With asset based lending, the lender takes a blanket lien filing on all of the company’s assets, including but not limited to accounts receivable and inventory. The lender conducts a collateral examination before granting the line. With those results, the lender uses a formula to calculate the borrowing base — the amount of funds that can be advanced.
What distinguishes asset lending from conventional lending is that the borrower must submit monthly reports tied primarily to accounts receivable and secondarily to inventory. If the value of this borrowing base drops, the credit available that month may also drop. In addition, the lender will typically repeat the overall collateral examination annually.
Asset based lending offers businesses several benefits. First, it can provide access to the greatest possible capital at a given time. It can also help a company manage and even out cash flow — for instance, during expected seasonal fluctuations.
This particular structure also allows companies an earlier entry to the bank debt market. It is an alternative to self-financing or finance companies, which are typically more costly and can have more intense reporting requirements.
Due to the frequent monitoring, lenders often are more comfortable working with borrowers who may not yet have the lower risk profile required for conventional lending. Even companies that might be approved for conventional financing may qualify for more funds if they choose an asset-based option instead.
In addition, asset based lending does not have the 30-day clean up required by most conventional lines of credit.
Since the line is secured by the business’ assets, the borrower does put those at stake in the event of a default. And, as already noted, the available credit can fluctuate from month to month.
It’s also critical that the borrower has a good internal finance reporting system — and the dedicated time — to track accounts receivable and inventory on a monthly basis. If the reporting isn’t disciplined and accurate, the lender may cut its commitment quickly.
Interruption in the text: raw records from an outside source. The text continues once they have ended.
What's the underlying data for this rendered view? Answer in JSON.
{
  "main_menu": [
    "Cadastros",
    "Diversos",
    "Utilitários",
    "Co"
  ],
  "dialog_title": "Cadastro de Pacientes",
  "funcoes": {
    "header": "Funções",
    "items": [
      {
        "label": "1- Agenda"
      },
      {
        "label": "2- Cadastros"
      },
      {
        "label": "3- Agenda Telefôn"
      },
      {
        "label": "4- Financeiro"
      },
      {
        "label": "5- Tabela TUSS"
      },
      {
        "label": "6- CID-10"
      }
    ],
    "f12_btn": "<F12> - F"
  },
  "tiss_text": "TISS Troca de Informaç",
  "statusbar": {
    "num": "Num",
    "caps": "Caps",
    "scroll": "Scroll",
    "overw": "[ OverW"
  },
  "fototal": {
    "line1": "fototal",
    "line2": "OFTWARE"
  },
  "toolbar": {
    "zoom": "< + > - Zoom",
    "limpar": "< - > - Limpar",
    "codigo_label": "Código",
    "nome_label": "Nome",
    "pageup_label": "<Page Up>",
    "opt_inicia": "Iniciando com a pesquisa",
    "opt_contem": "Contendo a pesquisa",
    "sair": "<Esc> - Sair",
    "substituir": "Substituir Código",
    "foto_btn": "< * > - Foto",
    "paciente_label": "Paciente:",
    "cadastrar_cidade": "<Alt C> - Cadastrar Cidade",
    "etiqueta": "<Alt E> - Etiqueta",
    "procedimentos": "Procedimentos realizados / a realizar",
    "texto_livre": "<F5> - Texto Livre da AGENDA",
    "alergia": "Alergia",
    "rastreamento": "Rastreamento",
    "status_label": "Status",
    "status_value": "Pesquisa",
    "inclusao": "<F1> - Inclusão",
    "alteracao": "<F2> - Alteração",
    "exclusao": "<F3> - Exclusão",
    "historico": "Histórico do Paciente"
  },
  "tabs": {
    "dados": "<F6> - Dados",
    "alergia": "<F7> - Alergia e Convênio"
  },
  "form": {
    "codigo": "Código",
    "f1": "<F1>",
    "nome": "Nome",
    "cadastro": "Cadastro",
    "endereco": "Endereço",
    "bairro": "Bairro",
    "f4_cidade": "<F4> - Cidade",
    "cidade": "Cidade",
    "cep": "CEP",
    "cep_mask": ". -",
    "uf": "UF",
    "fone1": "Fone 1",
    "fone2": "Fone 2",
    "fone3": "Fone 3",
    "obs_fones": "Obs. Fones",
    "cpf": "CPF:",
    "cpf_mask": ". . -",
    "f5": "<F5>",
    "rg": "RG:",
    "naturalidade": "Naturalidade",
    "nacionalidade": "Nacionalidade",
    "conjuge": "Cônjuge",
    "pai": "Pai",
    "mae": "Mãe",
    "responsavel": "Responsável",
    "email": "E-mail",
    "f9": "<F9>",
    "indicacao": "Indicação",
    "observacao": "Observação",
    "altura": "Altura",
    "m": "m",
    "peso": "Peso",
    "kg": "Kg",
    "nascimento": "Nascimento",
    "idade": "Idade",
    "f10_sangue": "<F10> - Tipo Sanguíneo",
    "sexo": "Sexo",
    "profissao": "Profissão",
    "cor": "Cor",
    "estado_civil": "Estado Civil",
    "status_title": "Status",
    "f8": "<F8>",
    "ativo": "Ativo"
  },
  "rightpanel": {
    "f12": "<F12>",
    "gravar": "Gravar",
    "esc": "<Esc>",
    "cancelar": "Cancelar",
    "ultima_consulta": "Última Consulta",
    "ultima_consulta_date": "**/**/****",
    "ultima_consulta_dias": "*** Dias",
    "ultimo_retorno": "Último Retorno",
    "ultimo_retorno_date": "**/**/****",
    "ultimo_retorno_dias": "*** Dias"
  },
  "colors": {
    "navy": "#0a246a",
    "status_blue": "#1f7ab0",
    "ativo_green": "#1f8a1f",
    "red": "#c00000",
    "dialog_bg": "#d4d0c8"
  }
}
Companies Most Suited to Asset Based Lending
- Young companies that may have a relatively high risk profile due to limited credit/financial history may find it easier to qualify for asset based lending than other forms of financing.
- Rapidly growing companies outpacing their ability to generate money internally may use asset based lending to help finance day-to-day operations.
- Seasonal or cyclical businesses whose sales tend to occur at a specific, identifiable time of year — such as agricultural enterprises — can use asset based lending to bridge cash-flow gaps.
- Wholesalers, distributors and manufacturers may likewise experience fluctuations in their cash-flow cycles that asset based lending can help smooth out.
On the other hand, certain companies are less suited to asset based lending. These typically include contractors, businesses that rely on progress payment oriented receivables, cash-based businesses (convenience stores, hotels, restaurants) and service industries (law firms, CPAs, doctors).
Factors Influencing Approval
Besides considering the type of company you have, lenders evaluate several other factors when deciding whether to approve a company for asset based financing and when setting the initial credit limit. These variables may include the company’s:
- Credit history
- Years in business
- Collections history
- Inventory (e.g., liquidity, value, turnover rate)
- Borrowing needs — for example, at Rabobank, asset based lending options are available to companies with borrowing needs of $1 million or more
Asset Based Lending With Rabobank
While many commercial banks offer asset based lending, at Rabobank we are proud to focus on small to mid-size businesses. We offer you a customer experience — with personal attention and unfettered access to your banking representative — that most large banks simply can’t give you.
Your Relationship Manager would enjoy the opportunity to talk with you about your financing needs and help you decide whether asset based lending is appropriate for your company.
The information contained in this article is intended for general educational purposes only and is not to be construed as legal, tax, or financial advice. Please consult with your own legal, tax or financial advisor for guidance with your own particular circumstances.